The public markets can offer a company quite a bit: Cash right now. Liquidity for the future. A currency to help recruiting and retention.
And public companies come with a giant caveat: They are owned by people (the shareholders) who might sell out at any moment. And new ones can take their place in an instant.
This flexible ownership is part of the attraction of the stock market, but it also means that you can’t count on the people and institutions that own your organization taking a long-term view. (Long-term for them might even be a week in the future).

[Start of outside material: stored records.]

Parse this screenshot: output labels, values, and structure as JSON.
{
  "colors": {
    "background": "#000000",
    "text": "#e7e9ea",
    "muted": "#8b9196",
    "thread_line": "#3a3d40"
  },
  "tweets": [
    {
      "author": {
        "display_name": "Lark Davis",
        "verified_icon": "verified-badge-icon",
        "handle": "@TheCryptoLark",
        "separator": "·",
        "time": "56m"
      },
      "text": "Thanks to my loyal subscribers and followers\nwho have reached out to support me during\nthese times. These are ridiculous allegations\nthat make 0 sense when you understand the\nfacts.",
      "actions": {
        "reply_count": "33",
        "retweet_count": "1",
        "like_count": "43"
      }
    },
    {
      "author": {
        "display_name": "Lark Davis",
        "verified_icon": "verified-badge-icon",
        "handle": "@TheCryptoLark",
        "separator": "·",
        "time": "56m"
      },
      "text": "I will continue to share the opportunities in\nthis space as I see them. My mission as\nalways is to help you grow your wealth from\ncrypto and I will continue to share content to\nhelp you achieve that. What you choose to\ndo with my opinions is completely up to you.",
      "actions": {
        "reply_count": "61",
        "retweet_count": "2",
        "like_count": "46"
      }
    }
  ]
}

As a result, the others that the organization seeks to serve: The environment, their customers, the employees, the culture… often lose out. Because thanks to Milton Friedman’s mythology, the primacy of the shareholder (the one who drives the stock price, the very stock price that drives management) means that every time these companies seek to serve one of their other constituents, they have to do a sort of dance, explaining to shareholders why, after all, really and truly, what they’re actually doing is serving the shareholders. Not just serving them, serving them right now.
And, thanks to the short-term interests of many people who trade stocks, there’s pressure to own shares that go up the most today, not a company you’re proud to own for the long run.
Sometimes, the enlightened and powerful leadership of a company is able to ignore the whining of the shareholders. If you don’t like where this bus is going, sell!
But over time, that resolve often fades. I saw this first hand at Yahoo. When everyone who works for you and around you is watching the stock price, it’s hard to decide to do the right thing.
If you want to run an organization you’re proud of, choose your ownership as carefully as you choose your employees.